- The records:
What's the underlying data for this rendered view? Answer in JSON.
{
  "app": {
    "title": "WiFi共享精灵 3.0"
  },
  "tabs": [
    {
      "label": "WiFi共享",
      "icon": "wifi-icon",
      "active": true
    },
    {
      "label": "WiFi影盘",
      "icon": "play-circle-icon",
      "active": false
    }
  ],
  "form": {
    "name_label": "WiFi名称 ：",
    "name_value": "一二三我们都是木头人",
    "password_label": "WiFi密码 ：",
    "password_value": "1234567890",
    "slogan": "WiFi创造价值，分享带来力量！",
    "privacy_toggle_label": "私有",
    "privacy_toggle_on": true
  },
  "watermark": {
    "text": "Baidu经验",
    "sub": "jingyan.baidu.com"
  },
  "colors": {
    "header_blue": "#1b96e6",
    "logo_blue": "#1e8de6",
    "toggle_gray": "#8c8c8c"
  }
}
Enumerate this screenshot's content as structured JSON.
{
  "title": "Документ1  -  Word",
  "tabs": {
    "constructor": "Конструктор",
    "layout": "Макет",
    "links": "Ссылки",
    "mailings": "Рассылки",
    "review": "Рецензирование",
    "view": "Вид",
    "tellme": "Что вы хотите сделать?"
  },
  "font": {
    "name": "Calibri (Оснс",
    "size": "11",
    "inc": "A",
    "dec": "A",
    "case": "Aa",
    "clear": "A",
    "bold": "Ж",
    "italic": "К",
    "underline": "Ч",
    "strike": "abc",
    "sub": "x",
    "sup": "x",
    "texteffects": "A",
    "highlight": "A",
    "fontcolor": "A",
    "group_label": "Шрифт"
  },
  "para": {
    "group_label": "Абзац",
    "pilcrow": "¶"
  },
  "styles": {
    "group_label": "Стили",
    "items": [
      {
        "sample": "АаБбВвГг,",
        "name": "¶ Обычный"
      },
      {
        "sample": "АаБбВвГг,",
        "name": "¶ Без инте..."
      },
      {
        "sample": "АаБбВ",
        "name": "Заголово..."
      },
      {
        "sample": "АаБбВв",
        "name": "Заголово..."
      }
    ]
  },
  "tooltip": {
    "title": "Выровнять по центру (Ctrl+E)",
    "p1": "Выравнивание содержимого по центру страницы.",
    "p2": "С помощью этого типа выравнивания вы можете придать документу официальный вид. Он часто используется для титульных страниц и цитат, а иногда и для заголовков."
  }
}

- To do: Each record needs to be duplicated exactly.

- Exercise result:
What's the underlying data for this rendered view? Answer in JSON.
{
  "app": {
    "title": "WiFi共享精灵 3.0"
  },
  "tabs": [
    {
      "label": "WiFi共享",
      "icon": "wifi-icon",
      "active": true
    },
    {
      "label": "WiFi影盘",
      "icon": "play-circle-icon",
      "active": false
    }
  ],
  "form": {
    "name_label": "WiFi名称 ：",
    "name_value": "一二三我们都是木头人",
    "password_label": "WiFi密码 ：",
    "password_value": "1234567890",
    "slogan": "WiFi创造价值，分享带来力量！",
    "privacy_toggle_label": "私有",
    "privacy_toggle_on": true
  },
  "watermark": {
    "text": "Baidu经验",
    "sub": "jingyan.baidu.com"
  },
  "colors": {
    "header_blue": "#1b96e6",
    "logo_blue": "#1e8de6",
    "toggle_gray": "#8c8c8c"
  }
}
Enumerate this screenshot's content as structured JSON.
{
  "title": "Документ1  -  Word",
  "tabs": {
    "constructor": "Конструктор",
    "layout": "Макет",
    "links": "Ссылки",
    "mailings": "Рассылки",
    "review": "Рецензирование",
    "view": "Вид",
    "tellme": "Что вы хотите сделать?"
  },
  "font": {
    "name": "Calibri (Оснс",
    "size": "11",
    "inc": "A",
    "dec": "A",
    "case": "Aa",
    "clear": "A",
    "bold": "Ж",
    "italic": "К",
    "underline": "Ч",
    "strike": "abc",
    "sub": "x",
    "sup": "x",
    "texteffects": "A",
    "highlight": "A",
    "fontcolor": "A",
    "group_label": "Шрифт"
  },
  "para": {
    "group_label": "Абзац",
    "pilcrow": "¶"
  },
  "styles": {
    "group_label": "Стили",
    "items": [
      {
        "sample": "АаБбВвГг,",
        "name": "¶ Обычный"
      },
      {
        "sample": "АаБбВвГг,",
        "name": "¶ Без инте..."
      },
      {
        "sample": "АаБбВ",
        "name": "Заголово..."
      },
      {
        "sample": "АаБбВв",
        "name": "Заголово..."
      }
    ]
  },
  "tooltip": {
    "title": "Выровнять по центру (Ctrl+E)",
    "p1": "Выравнивание содержимого по центру страницы.",
    "p2": "С помощью этого типа выравнивания вы можете придать документу официальный вид. Он часто используется для титульных страниц и цитат, а иногда и для заголовков."
  }
}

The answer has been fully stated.